Work order -> Every line below containing the word "minutes" should be found and copied.

Data in this exercise ->
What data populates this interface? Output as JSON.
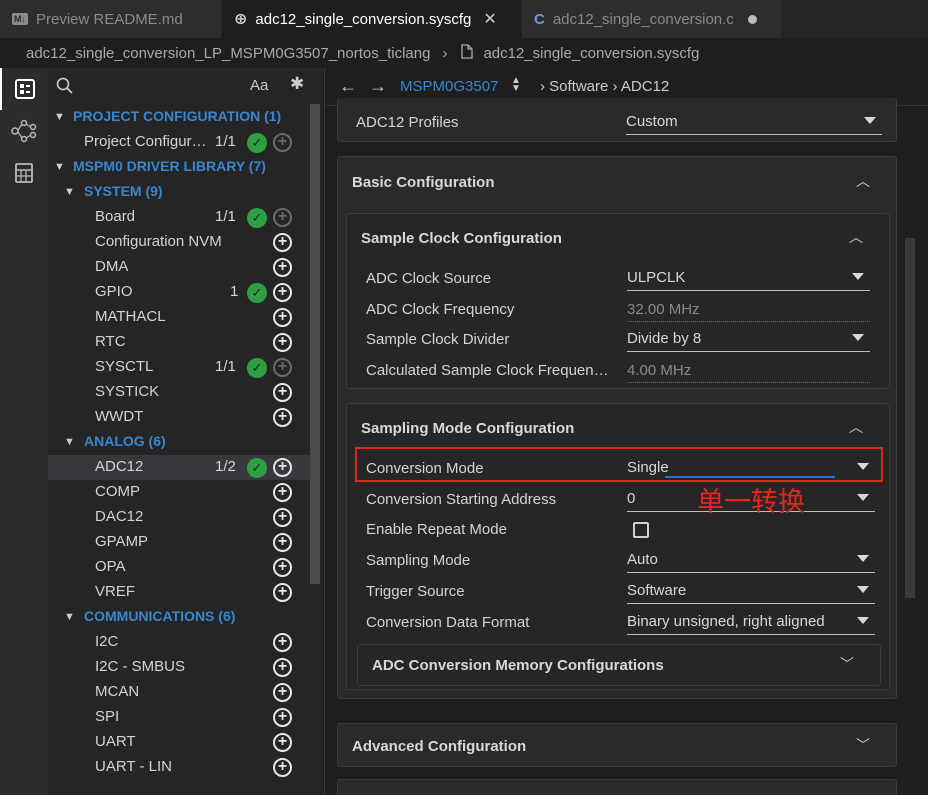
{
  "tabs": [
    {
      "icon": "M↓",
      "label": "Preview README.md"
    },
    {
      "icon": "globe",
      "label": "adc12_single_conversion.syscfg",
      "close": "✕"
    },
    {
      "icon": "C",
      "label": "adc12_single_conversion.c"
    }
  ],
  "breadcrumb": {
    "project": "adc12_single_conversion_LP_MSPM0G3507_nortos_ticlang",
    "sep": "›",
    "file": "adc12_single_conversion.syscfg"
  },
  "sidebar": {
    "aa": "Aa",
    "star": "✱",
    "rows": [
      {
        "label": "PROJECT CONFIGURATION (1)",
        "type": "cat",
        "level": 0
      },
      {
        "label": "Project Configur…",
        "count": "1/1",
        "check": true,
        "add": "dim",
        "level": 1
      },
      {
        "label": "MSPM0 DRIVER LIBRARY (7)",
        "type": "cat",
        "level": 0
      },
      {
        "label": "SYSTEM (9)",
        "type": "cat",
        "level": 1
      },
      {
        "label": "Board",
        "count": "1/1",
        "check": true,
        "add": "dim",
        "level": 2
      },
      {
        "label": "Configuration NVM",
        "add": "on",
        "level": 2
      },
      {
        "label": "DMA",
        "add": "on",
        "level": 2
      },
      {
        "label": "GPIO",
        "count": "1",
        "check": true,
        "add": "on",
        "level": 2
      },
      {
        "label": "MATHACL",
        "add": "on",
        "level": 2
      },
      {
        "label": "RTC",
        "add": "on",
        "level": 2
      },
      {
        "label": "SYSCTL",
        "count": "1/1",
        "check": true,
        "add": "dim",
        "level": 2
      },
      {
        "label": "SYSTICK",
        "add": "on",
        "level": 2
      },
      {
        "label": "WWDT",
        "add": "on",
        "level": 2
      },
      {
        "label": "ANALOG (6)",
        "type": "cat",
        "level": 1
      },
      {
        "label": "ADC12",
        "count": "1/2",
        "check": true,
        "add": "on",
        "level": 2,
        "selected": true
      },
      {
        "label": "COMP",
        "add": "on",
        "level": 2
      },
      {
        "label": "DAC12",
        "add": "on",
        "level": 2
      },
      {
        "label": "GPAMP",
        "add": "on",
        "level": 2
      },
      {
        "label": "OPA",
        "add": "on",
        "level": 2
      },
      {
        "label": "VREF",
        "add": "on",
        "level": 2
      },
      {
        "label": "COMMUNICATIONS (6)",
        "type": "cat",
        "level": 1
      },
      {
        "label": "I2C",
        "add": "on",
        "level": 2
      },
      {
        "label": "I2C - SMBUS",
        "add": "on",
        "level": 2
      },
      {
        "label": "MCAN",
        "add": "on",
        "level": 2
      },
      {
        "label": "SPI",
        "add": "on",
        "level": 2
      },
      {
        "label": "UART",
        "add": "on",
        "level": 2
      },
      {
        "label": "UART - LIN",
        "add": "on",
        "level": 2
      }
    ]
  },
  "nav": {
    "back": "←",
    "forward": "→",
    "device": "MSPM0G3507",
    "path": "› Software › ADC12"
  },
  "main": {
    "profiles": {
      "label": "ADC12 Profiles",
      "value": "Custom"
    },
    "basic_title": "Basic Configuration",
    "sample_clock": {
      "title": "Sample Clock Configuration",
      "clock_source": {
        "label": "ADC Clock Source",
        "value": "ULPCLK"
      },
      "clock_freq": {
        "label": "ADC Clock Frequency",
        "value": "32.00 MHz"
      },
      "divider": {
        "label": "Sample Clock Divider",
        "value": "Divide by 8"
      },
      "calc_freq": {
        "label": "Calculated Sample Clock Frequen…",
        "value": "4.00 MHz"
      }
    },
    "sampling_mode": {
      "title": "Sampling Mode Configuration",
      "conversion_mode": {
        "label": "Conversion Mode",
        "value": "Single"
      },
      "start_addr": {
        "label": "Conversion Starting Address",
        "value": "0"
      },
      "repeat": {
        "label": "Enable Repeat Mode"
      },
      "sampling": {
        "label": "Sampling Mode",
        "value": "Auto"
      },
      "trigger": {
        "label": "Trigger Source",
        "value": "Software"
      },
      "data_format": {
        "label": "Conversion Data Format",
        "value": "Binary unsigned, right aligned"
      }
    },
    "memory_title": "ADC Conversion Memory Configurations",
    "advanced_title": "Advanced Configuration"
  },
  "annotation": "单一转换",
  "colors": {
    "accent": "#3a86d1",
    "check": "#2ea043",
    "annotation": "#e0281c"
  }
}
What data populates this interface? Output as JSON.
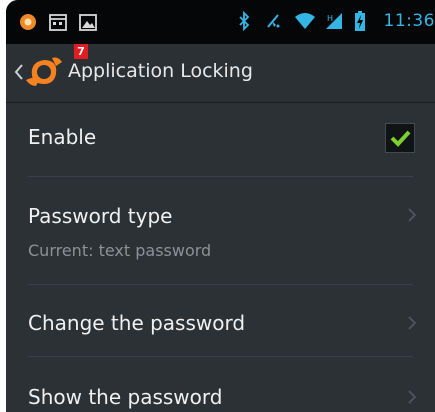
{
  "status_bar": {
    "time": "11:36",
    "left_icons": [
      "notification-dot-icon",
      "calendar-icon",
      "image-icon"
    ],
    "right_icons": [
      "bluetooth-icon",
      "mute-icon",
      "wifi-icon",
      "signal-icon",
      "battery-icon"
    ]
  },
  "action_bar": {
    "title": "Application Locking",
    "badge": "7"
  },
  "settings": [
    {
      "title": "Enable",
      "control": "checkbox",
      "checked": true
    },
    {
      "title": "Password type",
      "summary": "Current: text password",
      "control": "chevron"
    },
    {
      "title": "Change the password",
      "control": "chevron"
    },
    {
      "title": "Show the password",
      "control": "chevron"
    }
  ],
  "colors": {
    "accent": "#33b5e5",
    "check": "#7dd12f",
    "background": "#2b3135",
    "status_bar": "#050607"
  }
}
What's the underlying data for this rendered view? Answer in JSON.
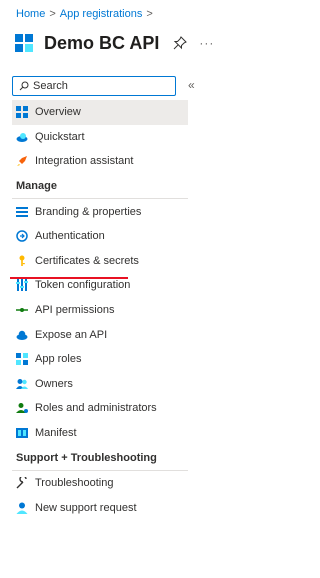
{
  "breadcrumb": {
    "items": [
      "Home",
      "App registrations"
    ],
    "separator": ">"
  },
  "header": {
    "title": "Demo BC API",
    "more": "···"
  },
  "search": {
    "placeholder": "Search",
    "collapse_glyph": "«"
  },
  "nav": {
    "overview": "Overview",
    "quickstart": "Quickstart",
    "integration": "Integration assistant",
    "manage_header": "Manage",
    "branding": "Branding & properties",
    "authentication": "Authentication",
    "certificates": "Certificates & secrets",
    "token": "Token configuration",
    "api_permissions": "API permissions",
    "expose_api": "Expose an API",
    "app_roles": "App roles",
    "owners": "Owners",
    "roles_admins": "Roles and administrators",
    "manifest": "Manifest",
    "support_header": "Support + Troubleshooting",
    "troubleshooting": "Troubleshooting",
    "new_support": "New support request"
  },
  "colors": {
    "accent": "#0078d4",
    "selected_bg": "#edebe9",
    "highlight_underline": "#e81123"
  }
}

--

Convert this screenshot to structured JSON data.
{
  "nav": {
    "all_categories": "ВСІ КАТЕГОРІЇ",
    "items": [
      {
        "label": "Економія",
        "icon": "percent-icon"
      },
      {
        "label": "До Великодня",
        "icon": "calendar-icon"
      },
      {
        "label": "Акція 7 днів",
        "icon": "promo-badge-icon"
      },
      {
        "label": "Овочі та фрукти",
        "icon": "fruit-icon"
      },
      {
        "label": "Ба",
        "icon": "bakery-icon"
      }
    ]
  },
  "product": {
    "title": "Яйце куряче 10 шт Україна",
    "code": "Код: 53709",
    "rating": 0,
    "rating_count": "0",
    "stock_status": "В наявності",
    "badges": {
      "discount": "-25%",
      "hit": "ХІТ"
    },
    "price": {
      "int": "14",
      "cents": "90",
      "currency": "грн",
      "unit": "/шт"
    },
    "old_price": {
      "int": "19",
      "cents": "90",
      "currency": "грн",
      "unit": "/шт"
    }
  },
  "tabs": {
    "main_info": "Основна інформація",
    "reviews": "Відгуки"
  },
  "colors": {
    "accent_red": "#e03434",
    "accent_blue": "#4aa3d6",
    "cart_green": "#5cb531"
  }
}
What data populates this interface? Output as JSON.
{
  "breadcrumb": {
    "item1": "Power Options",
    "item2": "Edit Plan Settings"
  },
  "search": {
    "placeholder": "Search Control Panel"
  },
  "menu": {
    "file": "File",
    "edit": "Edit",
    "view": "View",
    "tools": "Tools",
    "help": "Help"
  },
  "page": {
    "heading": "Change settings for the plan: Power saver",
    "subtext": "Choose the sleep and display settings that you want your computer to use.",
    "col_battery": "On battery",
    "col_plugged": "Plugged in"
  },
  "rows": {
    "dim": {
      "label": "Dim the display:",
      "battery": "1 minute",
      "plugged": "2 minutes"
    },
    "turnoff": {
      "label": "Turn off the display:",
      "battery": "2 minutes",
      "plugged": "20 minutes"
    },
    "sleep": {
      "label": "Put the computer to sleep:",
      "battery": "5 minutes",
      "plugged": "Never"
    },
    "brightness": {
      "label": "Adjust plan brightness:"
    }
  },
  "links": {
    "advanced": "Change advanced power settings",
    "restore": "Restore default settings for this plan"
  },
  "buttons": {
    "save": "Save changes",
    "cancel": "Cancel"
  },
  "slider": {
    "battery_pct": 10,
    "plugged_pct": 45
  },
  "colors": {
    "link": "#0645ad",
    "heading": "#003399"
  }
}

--

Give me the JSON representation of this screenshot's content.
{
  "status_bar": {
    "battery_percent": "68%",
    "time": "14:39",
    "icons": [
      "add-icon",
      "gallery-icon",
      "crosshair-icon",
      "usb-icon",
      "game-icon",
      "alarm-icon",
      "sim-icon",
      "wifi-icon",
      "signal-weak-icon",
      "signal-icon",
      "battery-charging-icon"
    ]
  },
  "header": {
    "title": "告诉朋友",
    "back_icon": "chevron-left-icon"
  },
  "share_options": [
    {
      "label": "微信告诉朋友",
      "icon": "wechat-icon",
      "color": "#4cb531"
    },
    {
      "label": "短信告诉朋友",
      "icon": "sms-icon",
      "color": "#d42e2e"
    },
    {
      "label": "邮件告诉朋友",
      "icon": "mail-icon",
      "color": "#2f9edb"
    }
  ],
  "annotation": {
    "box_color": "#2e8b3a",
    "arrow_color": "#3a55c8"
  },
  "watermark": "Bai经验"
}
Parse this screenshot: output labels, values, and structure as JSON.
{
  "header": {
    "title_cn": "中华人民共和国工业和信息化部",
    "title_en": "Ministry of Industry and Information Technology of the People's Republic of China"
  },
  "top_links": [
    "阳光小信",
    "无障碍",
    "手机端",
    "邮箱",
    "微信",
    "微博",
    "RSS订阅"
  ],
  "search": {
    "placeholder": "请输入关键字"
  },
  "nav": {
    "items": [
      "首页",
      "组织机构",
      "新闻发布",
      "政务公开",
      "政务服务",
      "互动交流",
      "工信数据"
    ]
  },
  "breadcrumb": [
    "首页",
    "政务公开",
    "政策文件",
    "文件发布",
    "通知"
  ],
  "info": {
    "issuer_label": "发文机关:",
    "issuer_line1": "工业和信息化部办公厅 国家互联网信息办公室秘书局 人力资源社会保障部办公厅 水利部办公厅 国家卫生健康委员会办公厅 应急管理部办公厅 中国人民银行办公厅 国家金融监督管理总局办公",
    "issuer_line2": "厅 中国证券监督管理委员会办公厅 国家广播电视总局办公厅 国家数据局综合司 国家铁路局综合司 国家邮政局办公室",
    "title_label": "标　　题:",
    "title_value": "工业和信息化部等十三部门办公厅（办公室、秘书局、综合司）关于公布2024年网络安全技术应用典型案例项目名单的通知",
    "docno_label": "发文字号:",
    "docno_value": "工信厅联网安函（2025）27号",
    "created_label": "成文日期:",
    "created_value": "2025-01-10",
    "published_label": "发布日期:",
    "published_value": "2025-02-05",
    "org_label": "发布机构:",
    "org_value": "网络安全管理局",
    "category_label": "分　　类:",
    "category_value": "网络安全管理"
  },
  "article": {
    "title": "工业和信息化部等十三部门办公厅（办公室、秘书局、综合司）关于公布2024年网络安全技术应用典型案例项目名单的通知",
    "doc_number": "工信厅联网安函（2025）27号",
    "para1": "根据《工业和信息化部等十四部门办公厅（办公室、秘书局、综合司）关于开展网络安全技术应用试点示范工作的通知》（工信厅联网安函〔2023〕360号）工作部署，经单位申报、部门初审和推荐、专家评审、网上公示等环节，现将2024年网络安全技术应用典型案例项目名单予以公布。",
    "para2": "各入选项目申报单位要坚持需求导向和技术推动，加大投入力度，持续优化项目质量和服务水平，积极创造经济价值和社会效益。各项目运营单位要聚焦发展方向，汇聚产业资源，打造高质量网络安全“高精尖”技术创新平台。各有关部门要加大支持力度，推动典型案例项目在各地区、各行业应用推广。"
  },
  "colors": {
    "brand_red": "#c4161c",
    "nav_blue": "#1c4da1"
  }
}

Task result ->
      "plugged": "2 minutes"
      "battery": "2 minutes",
      "plugged": "20 minutes"
      "battery": "5 minutes",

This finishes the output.